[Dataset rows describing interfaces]
******************************

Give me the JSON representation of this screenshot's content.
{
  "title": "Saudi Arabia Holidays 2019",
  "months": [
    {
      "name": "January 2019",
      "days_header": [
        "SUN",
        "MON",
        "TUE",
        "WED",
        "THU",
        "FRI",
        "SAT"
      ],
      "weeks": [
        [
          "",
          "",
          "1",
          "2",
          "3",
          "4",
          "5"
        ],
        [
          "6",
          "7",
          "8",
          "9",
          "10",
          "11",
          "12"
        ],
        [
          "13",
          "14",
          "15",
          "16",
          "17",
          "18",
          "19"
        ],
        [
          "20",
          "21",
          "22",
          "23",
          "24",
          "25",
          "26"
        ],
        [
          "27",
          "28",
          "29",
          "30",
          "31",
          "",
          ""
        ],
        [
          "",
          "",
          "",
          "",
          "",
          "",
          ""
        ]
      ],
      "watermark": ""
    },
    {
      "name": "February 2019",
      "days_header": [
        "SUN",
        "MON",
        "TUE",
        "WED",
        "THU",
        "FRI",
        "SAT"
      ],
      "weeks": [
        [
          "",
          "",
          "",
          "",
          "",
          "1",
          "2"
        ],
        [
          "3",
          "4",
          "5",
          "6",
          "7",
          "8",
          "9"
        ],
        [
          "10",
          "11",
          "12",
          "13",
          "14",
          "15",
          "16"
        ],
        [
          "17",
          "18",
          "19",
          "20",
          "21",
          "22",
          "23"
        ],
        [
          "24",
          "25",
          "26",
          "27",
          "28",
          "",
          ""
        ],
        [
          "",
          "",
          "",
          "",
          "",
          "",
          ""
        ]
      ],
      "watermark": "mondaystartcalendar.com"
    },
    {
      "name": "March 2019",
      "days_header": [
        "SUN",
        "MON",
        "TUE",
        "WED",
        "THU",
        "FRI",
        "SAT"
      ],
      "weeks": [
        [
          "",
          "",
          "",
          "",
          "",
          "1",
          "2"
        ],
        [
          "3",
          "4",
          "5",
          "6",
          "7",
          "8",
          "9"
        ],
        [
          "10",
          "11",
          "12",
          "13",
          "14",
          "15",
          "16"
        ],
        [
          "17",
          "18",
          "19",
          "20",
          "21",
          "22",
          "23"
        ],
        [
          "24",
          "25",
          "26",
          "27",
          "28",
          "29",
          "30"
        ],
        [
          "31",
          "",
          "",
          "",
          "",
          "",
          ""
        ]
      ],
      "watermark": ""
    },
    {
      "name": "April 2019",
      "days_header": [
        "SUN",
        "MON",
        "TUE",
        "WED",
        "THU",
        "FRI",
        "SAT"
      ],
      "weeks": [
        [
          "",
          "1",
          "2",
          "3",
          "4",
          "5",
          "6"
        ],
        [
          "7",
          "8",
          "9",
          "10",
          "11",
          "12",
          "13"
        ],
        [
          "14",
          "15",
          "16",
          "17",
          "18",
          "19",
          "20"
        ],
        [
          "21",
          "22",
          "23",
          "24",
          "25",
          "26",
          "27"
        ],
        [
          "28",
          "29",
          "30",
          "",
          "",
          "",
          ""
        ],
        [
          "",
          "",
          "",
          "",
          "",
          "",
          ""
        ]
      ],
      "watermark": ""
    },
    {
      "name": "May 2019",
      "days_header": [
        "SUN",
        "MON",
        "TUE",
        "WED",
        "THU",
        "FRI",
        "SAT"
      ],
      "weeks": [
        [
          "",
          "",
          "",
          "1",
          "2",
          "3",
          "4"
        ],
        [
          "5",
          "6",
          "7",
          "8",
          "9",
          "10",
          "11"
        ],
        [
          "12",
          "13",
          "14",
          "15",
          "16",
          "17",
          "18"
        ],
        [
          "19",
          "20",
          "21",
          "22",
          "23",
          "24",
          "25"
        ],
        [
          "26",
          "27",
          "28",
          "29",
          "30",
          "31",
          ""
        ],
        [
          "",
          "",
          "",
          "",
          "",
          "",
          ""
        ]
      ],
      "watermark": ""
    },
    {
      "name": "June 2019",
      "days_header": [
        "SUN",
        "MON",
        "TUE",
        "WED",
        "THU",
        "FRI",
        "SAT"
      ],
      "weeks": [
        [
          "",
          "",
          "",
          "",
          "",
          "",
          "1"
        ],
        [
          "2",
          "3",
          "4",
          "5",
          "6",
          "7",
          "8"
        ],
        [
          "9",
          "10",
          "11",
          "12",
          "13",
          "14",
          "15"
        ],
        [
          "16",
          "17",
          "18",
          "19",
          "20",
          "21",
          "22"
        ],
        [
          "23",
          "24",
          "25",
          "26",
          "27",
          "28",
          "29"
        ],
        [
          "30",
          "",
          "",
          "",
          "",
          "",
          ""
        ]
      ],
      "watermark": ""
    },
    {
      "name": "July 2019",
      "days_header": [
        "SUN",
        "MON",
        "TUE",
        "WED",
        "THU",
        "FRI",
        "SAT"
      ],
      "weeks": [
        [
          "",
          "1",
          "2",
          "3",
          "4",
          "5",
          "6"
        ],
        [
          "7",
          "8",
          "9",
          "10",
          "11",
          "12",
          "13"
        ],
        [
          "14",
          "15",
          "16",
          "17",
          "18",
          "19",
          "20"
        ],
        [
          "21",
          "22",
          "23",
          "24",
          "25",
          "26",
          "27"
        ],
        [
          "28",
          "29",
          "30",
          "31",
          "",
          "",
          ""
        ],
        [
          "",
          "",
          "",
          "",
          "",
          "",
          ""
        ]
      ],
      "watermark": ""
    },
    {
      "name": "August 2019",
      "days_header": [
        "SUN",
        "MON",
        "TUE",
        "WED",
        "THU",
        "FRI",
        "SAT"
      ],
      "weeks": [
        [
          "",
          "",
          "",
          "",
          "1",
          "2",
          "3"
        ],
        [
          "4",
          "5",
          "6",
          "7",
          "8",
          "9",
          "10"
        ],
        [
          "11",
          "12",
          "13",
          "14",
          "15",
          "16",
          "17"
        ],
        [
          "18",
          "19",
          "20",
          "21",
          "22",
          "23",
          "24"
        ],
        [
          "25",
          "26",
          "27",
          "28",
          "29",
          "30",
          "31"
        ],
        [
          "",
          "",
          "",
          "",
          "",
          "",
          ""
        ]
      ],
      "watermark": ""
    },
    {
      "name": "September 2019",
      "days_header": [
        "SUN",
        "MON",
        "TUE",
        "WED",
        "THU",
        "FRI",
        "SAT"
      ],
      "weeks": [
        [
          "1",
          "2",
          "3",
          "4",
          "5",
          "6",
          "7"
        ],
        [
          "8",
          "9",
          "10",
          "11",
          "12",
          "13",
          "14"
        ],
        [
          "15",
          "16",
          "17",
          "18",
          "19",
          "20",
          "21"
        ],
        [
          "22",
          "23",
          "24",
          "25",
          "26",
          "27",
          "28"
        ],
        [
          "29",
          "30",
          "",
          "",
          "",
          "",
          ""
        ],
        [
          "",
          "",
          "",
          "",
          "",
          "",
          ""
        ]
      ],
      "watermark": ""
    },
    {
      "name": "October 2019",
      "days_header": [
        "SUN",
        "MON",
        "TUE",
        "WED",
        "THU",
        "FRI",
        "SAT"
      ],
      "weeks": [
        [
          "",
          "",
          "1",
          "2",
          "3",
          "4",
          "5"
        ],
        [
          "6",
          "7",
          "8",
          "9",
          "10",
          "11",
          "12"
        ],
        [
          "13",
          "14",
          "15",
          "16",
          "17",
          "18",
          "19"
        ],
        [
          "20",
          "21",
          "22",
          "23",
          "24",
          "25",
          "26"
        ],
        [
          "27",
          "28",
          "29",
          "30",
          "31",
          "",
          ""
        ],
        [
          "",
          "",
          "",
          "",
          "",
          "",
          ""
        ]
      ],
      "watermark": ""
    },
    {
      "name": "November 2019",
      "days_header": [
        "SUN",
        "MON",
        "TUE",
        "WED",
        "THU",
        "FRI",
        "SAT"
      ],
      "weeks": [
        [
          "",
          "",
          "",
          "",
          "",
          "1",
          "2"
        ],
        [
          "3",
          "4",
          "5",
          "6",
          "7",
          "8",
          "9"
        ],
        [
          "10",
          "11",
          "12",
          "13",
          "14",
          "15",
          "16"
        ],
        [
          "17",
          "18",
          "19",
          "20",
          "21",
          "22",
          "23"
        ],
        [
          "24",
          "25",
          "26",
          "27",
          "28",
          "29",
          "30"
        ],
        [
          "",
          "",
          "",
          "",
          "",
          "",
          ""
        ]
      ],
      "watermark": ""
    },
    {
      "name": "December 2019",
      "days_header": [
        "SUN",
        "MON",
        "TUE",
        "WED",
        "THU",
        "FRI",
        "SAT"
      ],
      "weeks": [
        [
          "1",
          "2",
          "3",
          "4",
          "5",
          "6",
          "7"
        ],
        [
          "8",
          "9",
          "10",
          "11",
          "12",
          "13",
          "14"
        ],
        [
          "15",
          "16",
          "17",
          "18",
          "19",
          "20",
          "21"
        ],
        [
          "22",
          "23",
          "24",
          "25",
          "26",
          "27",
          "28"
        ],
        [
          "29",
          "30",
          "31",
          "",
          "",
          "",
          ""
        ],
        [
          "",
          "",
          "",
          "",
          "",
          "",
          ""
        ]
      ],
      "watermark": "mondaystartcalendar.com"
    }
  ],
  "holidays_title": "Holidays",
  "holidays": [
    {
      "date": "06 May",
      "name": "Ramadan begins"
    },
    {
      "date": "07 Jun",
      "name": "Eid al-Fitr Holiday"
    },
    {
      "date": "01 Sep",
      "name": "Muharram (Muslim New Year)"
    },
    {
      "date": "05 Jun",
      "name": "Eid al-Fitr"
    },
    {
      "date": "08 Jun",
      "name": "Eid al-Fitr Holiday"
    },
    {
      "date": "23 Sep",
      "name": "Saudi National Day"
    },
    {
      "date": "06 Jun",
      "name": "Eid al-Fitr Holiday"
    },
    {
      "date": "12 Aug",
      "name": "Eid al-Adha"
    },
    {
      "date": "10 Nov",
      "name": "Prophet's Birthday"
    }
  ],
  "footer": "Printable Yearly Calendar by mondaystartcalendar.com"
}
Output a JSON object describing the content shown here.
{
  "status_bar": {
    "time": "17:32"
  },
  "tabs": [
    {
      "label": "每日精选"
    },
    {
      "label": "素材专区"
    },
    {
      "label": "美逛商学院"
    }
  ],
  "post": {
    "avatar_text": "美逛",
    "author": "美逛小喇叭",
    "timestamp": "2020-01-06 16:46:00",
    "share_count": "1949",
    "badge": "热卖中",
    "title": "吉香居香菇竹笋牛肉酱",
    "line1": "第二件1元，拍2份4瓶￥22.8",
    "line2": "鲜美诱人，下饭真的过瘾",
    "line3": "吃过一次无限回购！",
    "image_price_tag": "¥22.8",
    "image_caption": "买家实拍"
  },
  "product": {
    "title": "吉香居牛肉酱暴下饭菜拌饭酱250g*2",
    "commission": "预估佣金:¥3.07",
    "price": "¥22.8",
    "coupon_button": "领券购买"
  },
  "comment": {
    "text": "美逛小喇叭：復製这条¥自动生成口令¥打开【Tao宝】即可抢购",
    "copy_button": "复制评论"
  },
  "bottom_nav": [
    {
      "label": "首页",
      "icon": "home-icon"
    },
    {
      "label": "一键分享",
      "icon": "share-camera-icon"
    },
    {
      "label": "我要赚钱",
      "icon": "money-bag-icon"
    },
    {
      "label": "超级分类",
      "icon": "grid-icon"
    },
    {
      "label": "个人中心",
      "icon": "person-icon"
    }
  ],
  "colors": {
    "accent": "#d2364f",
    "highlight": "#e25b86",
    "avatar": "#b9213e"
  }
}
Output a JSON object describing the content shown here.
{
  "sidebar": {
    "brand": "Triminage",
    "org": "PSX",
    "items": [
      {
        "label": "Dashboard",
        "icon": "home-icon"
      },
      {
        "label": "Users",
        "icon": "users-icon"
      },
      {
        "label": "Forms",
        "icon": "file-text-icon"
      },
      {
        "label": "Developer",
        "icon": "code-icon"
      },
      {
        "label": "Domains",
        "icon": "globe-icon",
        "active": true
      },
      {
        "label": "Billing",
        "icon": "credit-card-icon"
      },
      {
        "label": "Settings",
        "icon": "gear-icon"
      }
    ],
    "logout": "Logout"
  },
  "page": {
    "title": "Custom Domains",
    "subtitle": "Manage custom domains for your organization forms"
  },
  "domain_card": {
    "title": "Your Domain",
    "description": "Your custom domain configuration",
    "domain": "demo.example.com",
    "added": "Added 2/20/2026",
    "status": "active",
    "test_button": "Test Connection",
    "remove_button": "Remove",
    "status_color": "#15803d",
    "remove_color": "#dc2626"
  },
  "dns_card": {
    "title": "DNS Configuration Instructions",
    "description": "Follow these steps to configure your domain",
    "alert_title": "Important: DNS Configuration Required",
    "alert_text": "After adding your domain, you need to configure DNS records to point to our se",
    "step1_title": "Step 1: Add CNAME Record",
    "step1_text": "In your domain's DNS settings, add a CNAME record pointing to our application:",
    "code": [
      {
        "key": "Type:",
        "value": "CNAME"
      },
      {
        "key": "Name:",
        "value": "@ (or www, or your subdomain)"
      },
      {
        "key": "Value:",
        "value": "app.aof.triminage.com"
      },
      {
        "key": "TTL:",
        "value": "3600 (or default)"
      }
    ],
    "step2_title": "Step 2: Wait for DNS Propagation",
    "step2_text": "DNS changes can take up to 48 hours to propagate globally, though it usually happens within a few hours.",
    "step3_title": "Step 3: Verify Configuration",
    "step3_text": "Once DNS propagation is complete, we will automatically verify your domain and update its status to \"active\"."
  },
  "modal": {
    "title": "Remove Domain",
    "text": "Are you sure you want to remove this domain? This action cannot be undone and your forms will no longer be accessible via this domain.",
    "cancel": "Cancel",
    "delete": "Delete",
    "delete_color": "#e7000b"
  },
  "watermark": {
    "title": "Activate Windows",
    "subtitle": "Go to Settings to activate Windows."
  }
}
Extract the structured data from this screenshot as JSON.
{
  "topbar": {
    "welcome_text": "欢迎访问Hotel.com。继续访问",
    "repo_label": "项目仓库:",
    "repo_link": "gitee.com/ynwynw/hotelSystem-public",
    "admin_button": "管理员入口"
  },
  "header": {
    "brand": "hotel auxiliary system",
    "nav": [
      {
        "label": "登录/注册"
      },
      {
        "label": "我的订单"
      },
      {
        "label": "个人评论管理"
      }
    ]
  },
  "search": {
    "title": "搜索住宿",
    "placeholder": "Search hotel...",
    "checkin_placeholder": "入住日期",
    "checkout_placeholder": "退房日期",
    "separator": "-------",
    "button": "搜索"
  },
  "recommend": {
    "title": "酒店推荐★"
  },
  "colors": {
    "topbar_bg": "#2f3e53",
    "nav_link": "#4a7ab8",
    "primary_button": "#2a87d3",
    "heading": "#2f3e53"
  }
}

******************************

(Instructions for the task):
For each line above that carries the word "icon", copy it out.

(Written response):
      "icon": "home-icon"
      "icon": "share-camera-icon"
      "icon": "money-bag-icon"
      "icon": "grid-icon"
      "icon": "person-icon"
        "icon": "home-icon"
        "icon": "users-icon"
        "icon": "file-text-icon"
        "icon": "code-icon"
        "icon": "globe-icon",
        "icon": "credit-card-icon"
        "icon": "gear-icon"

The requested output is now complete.